"I am asked to show that it is impossible to list the rational numbers in increasing order. "
It may not have been explicitely stated but it is implicitely assumed that "order" in this sense is the order we've all known and loved since elementary school where $n < n+1$ and $a > 0; b < c \implies ab < ac$ etc.
"I was wondering if the reason for the impossibility in this case is because there is no least element of Q? "
Well, yes, to have a list a list must have a first element. And for each item in the list there must be a distinct next item that immediately follows it. Both of those are impossible if the rationals are ordered with the order we know and love.
"I mean, it's possible to impose an ordering on Q (correct me if I'm wrong, but it seems possible to compare any two rationals)"
Well, obviously. The order we know and love if $a > b$ if $a - b > 0$ or $m/n > p/q$ if $mq >pn$. That's not "imposed". We were given that and we've been using it since we learned to count.
But we can also impose a different order if we want to. More on that later.
"But the set Q is of course, a subset of itself, and the Well-Ordering Principle says that a set S is Well-Ordered only if any subset of S contains a minimal element. Since Q does not contain a minimal element, it does not appear that it is a Well-Ordered set."
Precisely. $\mathbb Q$ is not a well-order set when using the order that we know and love. And the fact that $\mathbb Q$ has no least element demonstrates that (as does that no element has an immediate successor.
"Is this the correct idea as to why it's impossible?"
Yes. You have done it. You are done. Go home and have a cup of cocoa.
So ... what's the issue?
I imagine that you have heard by the Well-Ordering Principle that $\mathbb Q$ IS a well-ordered set. That is true. But this is refering to a different method of ordering than the one we know and love.
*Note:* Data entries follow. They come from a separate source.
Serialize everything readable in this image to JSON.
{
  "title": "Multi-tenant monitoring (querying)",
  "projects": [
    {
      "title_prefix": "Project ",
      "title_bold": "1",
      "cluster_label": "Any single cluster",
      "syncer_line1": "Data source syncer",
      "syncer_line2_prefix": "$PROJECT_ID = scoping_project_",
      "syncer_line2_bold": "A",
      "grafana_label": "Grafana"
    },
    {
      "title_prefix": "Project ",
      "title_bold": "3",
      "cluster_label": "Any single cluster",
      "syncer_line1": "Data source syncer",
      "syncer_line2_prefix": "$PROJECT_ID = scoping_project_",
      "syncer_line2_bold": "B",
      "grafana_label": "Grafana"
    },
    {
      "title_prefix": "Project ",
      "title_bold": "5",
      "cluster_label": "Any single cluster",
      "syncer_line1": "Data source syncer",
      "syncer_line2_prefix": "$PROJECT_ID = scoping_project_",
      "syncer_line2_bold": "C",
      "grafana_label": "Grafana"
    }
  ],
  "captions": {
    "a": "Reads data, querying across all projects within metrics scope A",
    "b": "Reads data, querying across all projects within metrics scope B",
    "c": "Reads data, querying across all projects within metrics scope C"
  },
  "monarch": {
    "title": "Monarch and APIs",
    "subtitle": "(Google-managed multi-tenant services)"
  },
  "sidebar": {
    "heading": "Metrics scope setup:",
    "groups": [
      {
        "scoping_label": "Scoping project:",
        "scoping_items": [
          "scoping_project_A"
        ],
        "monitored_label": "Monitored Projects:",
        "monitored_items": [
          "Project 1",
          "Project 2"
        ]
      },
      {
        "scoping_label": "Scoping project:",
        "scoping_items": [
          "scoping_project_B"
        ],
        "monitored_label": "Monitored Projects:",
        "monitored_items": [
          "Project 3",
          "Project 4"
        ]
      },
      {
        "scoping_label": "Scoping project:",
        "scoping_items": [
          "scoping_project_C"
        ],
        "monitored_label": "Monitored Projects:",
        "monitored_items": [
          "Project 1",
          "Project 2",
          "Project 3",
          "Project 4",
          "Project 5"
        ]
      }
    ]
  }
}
All countable sets can be listed (not necessarily be size but by other criteria) and we can call the order they are listed in a well-ordering order.
If we used the "diagonal" listing of rationals. (1/1, 1/2, 2/1, 1/3, [omit 2/2] 3/2, 1/4, 2/3, 3/2, 1/4, 1/5, [omit 2/4],[omit 3/3][omit 4/2] 5/1, etc.) And define ordering as:
$r < t$ if $r$ appears on the list before $t$.
Then we'd have $1 < 1/2 < 2 < 1/3 < 3/2 < 1/4 < 2/3 .....$. This ordering, which we all know and hate, and which has nothing to do with size, but only has to do with running through a diagonal and/or making a list, is a well-ordering.
But it is not the order we know and love.
Which is not well-ordered.
Oh, wait. That's not all. The uncountable reals according to the axiom of choice (equivalent to the Well-Ordering Principle when extending to uncountable sets) will have a well-ordering. If it does (the Axiom of Choice is an axiom, not a theorem, and can not be proven) no-one knows what it is. I may be wrong, but I believe that just as the Axiom of choice can not be proven, we also know the well-ordering of the reals can not be found.
But the rationals are countable so that is a different issue.